Monday, 22 July 2013

French Beans

This year I am growing two types of French bean from The Real Seed Catalogue.  They are a great company and supply good quality seeds.  Here is what they say;

'You'll find no F1 hybrids or genetically modified seed here - just varieties that do really well and taste great when grown by hand on a garden scale. The name of the catalogue reflects what we are working to provide: real seeds for real gardeners wanting to grow proper vegetables.'

I am growing 'Cherokee Trail of Tears' Pole bean which is a climber and 'Minidor'Yellow Bush bean which doesn't need any type of support.  I have grown both of these types before and have had good results.

If you want to save the seeds from these beans then The Real Seed Catalogue advise that you keep the different varieties 6 to 12 feet away from each other to avoid cross-pollination.  They have some great advice and give encouragement on saving seeds from your own plants.
 
I love to eat French beans but have found British ones increasingly rare in the shops only being able to buy those from Kenya or Egypt which tend to be tough and tasteless and flown miles before they reach my plate.

Next year I must remember to sow more French beans as I only have two 'Minidor' plants and six of 'Cherokee'.  I don't suppose I will have any need of making room in the freezer for any surplus!!!

Monday, 15 July 2013

Growing Tomatoes Upside Down

I left it too late to sow tomato seeds this year so jumped at the chance to buy a small tomato plant from the supermarket at the beginning of June.  I presumed it was a cordon variety but didn't want the hassle of staking it or indeed pinching it out. I decided to try growing it upside down as a trailing tomato.  I knew that the stems would naturally grow up towards the light but the weight of the tomatoes would bring them back down.

I reused an old hanging basket that had a hole in the bottom, lined it with a plastic bag that I had punctured with holes, pushed the tomato plant up through the large hole and filled up with multi-purpose compost.  Six weeks later I have a plant that is thriving and covered in clusters of mini tomatoes.  I will definitely use this method of growing again.

Thursday, 11 July 2013

Slug Stats

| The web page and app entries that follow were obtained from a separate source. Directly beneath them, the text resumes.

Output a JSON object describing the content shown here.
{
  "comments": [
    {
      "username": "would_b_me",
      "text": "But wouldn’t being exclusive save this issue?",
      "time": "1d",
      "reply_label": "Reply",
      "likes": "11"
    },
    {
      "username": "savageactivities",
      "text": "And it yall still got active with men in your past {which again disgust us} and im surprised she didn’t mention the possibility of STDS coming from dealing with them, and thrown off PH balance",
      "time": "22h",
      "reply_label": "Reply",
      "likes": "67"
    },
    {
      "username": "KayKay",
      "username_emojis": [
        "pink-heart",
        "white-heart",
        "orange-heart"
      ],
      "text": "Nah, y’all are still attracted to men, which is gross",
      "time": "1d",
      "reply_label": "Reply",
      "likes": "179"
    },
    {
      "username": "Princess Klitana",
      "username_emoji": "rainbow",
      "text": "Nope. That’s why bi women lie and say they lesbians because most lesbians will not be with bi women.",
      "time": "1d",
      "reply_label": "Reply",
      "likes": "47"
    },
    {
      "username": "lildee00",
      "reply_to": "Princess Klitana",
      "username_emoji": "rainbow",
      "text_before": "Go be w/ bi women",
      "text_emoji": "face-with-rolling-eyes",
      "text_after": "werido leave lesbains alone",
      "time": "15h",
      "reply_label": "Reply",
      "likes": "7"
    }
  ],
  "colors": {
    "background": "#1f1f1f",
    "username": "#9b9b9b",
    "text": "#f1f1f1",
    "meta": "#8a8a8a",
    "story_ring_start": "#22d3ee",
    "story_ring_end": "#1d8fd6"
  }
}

On 16 random days/evenings between 5th June and 5th July I collected over 500 slugs from my garden.


Some Observations

  • most collected slugs in one session: 69.

  • least collected slugs in one session: 2.

  • skinny white/creamy white or beige slugs showed up best on grassy areas at dusk as they glowed  in the dark.

  • skinny black slugs, fat brown/orange and medium sized dark brown slugs were easier to spot in the morning on lawn, bare soil and plants.

  • putting upside down plastic plant pots in between the plants and borders gave the slugs somewhere to hide overnight and a nice/nasty surprise for me to collect in the morning.  

  • I am an 'expert' slug hunter.

Sunday, 7 July 2013

Sowing the Seed

Welcome to my new gardening blog named in honour of my Nan who introduced me to the delights of growing things.  I am an enthusiastic amateur gardener.  I make mistakes but also have successes in the garden too.   The purpose of this blog is to exchange gardening information and learn from one another regarding our gardening exploits.

I believe that the flower above is of a Californian Poppy (Eschscholzia, Papaveraceae) which must have self seeded in my garden from the previous year.

Back in April, I sowed some Sarah Raven seeds directly into raked earth called Cottage Garden Mix.  The mix was supposed to contain zinnias, cosmos and malopes but they have yet to come to light.  The previous year I sowed Sarah Raven's Pictorial Meadows Classic Annual Mix and I believe that the poppy must have self seeded from back then.  The trouble with pre-mixed seeds is you can't be absolutely sure of what you are going to get as I know from my experience over the last two years.

Next year I am going to make up my own mixture so I don't have any 'nasty' surprises such as the Phacelia Tanacetifolia that cropped up unexpectedly in last years mix!  I think I may experiment with wildflower mixes in pots too to see which combinations are the most pleasing.

Preparing ahead:
Winter job: Make a note of this in diary for Dec, Jan, Feb. Scour seed catalogues and look for individual packets of seeds to make up mixes with e.g. Cosmos, Black-Eyed Susan, Larkspur, Cornflower etc.